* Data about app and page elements
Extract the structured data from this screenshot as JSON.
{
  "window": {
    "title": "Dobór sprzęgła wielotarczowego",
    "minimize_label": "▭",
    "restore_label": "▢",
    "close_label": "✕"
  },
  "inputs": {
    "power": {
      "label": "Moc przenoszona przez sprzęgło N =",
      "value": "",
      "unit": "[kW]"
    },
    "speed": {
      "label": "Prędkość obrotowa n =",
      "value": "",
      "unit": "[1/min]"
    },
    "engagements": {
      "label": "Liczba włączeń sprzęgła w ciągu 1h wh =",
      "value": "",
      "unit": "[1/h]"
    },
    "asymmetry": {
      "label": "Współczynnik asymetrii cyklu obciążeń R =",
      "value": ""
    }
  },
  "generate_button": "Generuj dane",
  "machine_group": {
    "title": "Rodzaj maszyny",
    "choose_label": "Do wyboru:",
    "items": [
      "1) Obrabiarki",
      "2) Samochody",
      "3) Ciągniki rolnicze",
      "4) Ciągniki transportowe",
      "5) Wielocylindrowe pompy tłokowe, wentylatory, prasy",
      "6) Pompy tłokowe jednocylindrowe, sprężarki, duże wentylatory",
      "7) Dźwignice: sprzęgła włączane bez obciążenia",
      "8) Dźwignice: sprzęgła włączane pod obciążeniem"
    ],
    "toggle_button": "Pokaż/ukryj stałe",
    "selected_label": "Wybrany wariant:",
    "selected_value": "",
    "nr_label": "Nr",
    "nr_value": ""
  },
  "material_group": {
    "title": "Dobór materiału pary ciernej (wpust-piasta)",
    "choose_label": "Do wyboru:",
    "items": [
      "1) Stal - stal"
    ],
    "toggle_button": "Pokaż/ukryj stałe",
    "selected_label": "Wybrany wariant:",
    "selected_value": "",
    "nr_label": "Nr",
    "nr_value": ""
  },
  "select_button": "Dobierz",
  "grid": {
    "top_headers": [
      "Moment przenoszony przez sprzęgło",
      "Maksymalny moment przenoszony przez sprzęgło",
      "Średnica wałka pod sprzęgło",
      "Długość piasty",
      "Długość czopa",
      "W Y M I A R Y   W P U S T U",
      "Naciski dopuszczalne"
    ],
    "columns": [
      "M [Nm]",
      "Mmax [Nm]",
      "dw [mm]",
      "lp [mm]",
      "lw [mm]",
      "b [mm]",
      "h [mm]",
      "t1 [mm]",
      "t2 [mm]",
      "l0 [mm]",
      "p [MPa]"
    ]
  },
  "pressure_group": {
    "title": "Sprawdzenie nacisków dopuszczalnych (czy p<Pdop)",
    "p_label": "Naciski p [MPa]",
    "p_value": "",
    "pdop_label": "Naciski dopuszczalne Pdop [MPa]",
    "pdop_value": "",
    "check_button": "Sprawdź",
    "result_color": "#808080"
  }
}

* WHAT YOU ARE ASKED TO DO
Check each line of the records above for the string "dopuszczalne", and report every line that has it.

* TASK ANSWER
      "Naciski dopuszczalne"
    "pdop_label": "Naciski dopuszczalne Pdop [MPa]",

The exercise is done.